https://orcid.org/0000-0003-1452-2638

Year of Publication

2020

Degree Name

Doctor of Philosophy (PhD)

Document Type

Doctoral Dissertation

College

Education

Department

Educational, School, and Counseling Psychology

First Advisor

Dr. Danelle Stevens-Watkins

Second Advisor

Dr. Candice Hargons

Abstract

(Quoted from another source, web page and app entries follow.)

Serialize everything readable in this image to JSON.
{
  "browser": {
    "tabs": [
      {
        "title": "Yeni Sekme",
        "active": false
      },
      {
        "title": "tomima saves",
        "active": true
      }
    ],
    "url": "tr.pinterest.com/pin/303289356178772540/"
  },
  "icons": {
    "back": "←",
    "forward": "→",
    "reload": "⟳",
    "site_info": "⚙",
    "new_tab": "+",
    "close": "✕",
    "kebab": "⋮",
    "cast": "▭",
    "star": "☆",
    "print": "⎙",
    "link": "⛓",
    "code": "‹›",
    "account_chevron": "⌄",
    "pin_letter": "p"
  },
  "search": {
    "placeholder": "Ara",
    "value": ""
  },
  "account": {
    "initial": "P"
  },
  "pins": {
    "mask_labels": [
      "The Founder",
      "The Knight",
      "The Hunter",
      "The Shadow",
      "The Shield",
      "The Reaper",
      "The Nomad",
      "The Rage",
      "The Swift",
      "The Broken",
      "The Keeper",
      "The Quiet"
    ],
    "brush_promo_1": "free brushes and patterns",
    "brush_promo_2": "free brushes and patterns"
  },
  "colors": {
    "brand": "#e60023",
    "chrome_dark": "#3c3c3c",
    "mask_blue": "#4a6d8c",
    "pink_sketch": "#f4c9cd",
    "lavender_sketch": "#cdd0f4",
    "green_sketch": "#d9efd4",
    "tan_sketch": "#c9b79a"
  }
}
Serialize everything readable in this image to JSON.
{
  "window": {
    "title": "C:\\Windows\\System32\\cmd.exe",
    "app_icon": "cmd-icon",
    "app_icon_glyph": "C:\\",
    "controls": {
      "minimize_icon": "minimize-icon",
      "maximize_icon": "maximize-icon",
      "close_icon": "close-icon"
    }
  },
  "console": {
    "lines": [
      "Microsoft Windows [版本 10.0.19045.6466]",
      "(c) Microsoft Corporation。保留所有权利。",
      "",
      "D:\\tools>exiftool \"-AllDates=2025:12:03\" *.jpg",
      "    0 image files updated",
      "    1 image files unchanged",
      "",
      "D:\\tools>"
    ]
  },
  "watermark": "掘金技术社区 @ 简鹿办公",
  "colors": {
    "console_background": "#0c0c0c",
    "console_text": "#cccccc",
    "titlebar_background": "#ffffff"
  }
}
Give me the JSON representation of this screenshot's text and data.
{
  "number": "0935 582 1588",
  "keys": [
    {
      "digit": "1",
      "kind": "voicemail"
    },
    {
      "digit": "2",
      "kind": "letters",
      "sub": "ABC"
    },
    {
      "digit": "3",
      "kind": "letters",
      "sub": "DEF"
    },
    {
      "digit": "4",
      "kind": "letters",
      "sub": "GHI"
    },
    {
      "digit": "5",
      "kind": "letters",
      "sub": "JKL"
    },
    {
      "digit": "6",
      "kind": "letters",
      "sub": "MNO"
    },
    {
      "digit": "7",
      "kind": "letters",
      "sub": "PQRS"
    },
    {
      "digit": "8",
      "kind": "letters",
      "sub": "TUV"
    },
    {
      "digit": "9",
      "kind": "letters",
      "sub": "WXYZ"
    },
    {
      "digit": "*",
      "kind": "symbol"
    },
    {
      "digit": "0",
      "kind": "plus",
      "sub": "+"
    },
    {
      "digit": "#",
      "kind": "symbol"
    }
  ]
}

In 2017, prominent counseling psychologists stressed the need to make Whiteness and allyship a focus of future research. In particular, they noted that a comprehensive definition of what it means to be White was missing from the extant literature within counseling psychology. Using interpretative phenomenological analysis (IPA), the present study recruited 10 White individuals, who self-identified as an ally, and asked them to describe how they experienced being White and an ally in their everyday lives. Findings revealed that White culture and White privilege have components that are visible and invisible to White individuals. The more visible component of White privilege was outgroup disadvantage, as only one participant recognized ingroup advantage. The visible portion of White culture entailed a belief in the ideology that hard work yields societal rewards. The invisible portion of White culture entailed a belief in White superiority and the corresponding belief in the inferiority of people of color. Results also revealed that lack of awareness of and fear of losing White privilege impeded the actions of aspiring allies. Whereas, letting people of color lead and educating other Whites were strategies used that attempted to minimize the use of White privilege in allyship. Findings from this dissertation may help counseling psychologists understand White culture and White privilege in greater depth, which should inform how graduate training programs train clinicians and aspiring allies. Findings may also help counseling psychologists develop a comprehensive definition of Whiteness, which has been absent from the extant empirical literature.

Digital Object Identifier (DOI)

https://doi.org/10.13023/etd.2020.262

Funding Information

In 2017, the Arvle and Ellen Thacker Turner Research Fund provided a $1,000 grant award for this dissertation. The funding was used to hire a transcription company to assist with the transcribing of qualitative interviews.

Share

COinS